# WHAT IS BEING ASKED
Copy the records below exactly. Include all of them.

[Interface dataset entries]
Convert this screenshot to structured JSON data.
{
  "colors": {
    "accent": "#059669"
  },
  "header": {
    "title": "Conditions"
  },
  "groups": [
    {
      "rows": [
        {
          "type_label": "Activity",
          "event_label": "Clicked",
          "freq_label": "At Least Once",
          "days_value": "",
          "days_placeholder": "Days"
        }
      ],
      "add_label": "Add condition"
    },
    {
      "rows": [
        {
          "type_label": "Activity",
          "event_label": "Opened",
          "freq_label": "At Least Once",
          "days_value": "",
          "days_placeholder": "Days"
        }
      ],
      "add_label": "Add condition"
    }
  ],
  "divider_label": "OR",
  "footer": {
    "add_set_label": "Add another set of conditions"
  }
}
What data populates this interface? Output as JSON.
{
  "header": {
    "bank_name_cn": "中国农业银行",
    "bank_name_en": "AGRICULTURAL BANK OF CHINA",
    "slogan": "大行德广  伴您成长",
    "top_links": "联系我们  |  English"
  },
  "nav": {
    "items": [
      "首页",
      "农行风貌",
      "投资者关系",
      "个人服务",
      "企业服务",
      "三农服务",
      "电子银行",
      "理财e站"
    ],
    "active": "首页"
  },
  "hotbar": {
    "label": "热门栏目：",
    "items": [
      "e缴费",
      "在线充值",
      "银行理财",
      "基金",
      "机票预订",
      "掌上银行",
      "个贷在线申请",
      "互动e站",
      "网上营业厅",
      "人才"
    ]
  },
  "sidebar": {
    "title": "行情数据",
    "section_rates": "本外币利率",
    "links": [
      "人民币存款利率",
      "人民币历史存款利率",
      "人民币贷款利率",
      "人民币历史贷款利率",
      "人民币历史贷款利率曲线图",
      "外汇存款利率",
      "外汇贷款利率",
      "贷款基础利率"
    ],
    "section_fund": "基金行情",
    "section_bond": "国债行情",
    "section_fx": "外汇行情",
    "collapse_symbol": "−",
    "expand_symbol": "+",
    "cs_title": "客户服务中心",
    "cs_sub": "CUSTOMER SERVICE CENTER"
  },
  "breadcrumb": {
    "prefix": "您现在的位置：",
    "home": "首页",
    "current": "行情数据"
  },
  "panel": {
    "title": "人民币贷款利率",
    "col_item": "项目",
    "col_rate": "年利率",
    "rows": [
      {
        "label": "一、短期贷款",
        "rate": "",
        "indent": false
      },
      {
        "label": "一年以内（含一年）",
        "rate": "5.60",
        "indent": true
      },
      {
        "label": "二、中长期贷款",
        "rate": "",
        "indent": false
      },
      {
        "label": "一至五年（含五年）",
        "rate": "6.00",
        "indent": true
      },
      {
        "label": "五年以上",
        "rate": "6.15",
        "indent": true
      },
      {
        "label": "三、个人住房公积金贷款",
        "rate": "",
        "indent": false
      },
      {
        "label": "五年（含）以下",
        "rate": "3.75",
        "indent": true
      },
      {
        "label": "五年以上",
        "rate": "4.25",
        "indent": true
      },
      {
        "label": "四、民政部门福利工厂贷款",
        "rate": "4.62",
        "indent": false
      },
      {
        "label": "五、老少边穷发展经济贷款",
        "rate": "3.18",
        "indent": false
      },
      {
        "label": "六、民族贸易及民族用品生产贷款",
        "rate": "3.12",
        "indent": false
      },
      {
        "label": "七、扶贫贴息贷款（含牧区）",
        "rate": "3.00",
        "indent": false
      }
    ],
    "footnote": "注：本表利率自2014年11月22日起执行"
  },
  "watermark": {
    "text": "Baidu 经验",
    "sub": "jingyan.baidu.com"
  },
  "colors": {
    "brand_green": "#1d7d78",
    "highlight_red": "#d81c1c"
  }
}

# RESULT
Convert this screenshot to structured JSON data.
{
  "colors": {
    "accent": "#059669"
  },
  "header": {
    "title": "Conditions"
  },
  "groups": [
    {
      "rows": [
        {
          "type_label": "Activity",
          "event_label": "Clicked",
          "freq_label": "At Least Once",
          "days_value": "",
          "days_placeholder": "Days"
        }
      ],
      "add_label": "Add condition"
    },
    {
      "rows": [
        {
          "type_label": "Activity",
          "event_label": "Opened",
          "freq_label": "At Least Once",
          "days_value": "",
          "days_placeholder": "Days"
        }
      ],
      "add_label": "Add condition"
    }
  ],
  "divider_label": "OR",
  "footer": {
    "add_set_label": "Add another set of conditions"
  }
}
What data populates this interface? Output as JSON.
{
  "header": {
    "bank_name_cn": "中国农业银行",
    "bank_name_en": "AGRICULTURAL BANK OF CHINA",
    "slogan": "大行德广  伴您成长",
    "top_links": "联系我们  |  English"
  },
  "nav": {
    "items": [
      "首页",
      "农行风貌",
      "投资者关系",
      "个人服务",
      "企业服务",
      "三农服务",
      "电子银行",
      "理财e站"
    ],
    "active": "首页"
  },
  "hotbar": {
    "label": "热门栏目：",
    "items": [
      "e缴费",
      "在线充值",
      "银行理财",
      "基金",
      "机票预订",
      "掌上银行",
      "个贷在线申请",
      "互动e站",
      "网上营业厅",
      "人才"
    ]
  },
  "sidebar": {
    "title": "行情数据",
    "section_rates": "本外币利率",
    "links": [
      "人民币存款利率",
      "人民币历史存款利率",
      "人民币贷款利率",
      "人民币历史贷款利率",
      "人民币历史贷款利率曲线图",
      "外汇存款利率",
      "外汇贷款利率",
      "贷款基础利率"
    ],
    "section_fund": "基金行情",
    "section_bond": "国债行情",
    "section_fx": "外汇行情",
    "collapse_symbol": "−",
    "expand_symbol": "+",
    "cs_title": "客户服务中心",
    "cs_sub": "CUSTOMER SERVICE CENTER"
  },
  "breadcrumb": {
    "prefix": "您现在的位置：",
    "home": "首页",
    "current": "行情数据"
  },
  "panel": {
    "title": "人民币贷款利率",
    "col_item": "项目",
    "col_rate": "年利率",
    "rows": [
      {
        "label": "一、短期贷款",
        "rate": "",
        "indent": false
      },
      {
        "label": "一年以内（含一年）",
        "rate": "5.60",
        "indent": true
      },
      {
        "label": "二、中长期贷款",
        "rate": "",
        "indent": false
      },
      {
        "label": "一至五年（含五年）",
        "rate": "6.00",
        "indent": true
      },
      {
        "label": "五年以上",
        "rate": "6.15",
        "indent": true
      },
      {
        "label": "三、个人住房公积金贷款",
        "rate": "",
        "indent": false
      },
      {
        "label": "五年（含）以下",
        "rate": "3.75",
        "indent": true
      },
      {
        "label": "五年以上",
        "rate": "4.25",
        "indent": true
      },
      {
        "label": "四、民政部门福利工厂贷款",
        "rate": "4.62",
        "indent": false
      },
      {
        "label": "五、老少边穷发展经济贷款",
        "rate": "3.18",
        "indent": false
      },
      {
        "label": "六、民族贸易及民族用品生产贷款",
        "rate": "3.12",
        "indent": false
      },
      {
        "label": "七、扶贫贴息贷款（含牧区）",
        "rate": "3.00",
        "indent": false
      }
    ],
    "footnote": "注：本表利率自2014年11月22日起执行"
  },
  "watermark": {
    "text": "Baidu 经验",
    "sub": "jingyan.baidu.com"
  },
  "colors": {
    "brand_green": "#1d7d78",
    "highlight_red": "#d81c1c"
  }
}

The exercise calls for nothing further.